We had a great turnout yesterday when the Seattle Urban Sketchers group met at the Stimson-Green Mansion for its monthly sketching session.
Spokane architect Kirtland Cutter designed the residence for C. D. Stimson, early Seattle industrialist, and his wife Harriet Stimson. It was completed in 1901. In 1915 Joshua Green, a leading figure in the Puget Sound boating industry and later a banker, purchased the house from the Stimsons and maintained almost all of its original features. When Green died in 1975, the Historic Seattle Preservation and Development Authority purchased the property. After working on its restoration, Historic Seattle sold the property in December 1977 to Priscilla (Patsy) Collins, granddaughter of C. D. and Harriet Stimson, with an easement protecting the main house, carriage house, and grounds from demolition, alteration, or remodeling. In 2001 Collins donated the mansion to the Washington Trust for Historic Preservation, which provides continued stewardship.

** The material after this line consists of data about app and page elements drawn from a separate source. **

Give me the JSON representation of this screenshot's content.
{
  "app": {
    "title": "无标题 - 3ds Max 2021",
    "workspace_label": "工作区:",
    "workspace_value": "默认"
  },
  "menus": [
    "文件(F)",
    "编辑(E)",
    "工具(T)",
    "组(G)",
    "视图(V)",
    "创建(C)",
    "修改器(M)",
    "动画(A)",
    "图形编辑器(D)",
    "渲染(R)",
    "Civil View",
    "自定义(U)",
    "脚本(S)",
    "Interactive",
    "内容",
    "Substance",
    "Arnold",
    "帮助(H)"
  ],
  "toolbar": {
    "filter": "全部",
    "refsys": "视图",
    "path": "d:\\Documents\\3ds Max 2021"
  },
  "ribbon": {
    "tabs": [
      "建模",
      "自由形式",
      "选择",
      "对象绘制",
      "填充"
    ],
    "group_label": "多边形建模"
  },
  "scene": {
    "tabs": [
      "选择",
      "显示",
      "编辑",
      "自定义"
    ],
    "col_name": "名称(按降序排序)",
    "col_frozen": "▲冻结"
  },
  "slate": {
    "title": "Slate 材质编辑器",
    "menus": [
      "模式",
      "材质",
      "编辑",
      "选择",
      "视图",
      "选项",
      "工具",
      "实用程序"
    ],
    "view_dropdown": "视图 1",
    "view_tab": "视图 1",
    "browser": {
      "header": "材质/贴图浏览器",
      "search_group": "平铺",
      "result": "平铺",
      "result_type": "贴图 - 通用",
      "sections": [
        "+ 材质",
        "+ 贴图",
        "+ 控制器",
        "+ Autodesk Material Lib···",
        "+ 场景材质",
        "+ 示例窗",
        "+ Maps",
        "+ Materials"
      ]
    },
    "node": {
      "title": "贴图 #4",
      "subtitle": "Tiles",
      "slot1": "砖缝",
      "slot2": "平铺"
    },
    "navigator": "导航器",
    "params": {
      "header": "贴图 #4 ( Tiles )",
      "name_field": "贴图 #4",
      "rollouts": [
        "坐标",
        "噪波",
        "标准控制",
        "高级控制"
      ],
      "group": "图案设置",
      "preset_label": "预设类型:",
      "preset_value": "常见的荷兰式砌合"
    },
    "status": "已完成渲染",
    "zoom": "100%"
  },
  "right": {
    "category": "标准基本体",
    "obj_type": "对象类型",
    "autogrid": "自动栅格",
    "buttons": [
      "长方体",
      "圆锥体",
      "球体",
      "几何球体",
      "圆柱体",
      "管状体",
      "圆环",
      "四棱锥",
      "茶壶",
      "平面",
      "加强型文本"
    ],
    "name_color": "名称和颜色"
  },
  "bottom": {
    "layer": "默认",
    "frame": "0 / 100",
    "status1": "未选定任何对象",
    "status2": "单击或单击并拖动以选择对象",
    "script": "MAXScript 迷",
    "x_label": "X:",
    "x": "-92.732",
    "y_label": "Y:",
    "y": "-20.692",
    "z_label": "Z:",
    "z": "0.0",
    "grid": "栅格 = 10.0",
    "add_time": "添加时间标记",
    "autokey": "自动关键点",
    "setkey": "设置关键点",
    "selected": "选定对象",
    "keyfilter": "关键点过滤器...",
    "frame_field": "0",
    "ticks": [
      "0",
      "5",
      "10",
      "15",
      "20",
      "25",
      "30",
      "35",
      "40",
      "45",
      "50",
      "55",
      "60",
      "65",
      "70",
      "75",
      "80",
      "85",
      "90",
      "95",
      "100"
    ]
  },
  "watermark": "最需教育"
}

As an example of eclectic architecture, the house’s English Tudor exterior features half-timber work, wooden gables, and pointed arches, while the interior rooms combine elements from various historical styles including Moorish, Romanesque, Gothic, Neoclassical, and the Renaissance.
The first drawing is a 20-minute sketch of the exterior I did while waiting for the 10 am meeting time. The second is a view of the central hallway looking out from under a Romanesque style arch supported by clusters of small columns. The space ascends the main stairway to the upper two floors and extends back to a warm, sunny dining room on axis with the front entry foyer. I always enjoy drawng these kinds of transitional spaces because of the multiple viewpoints they offer.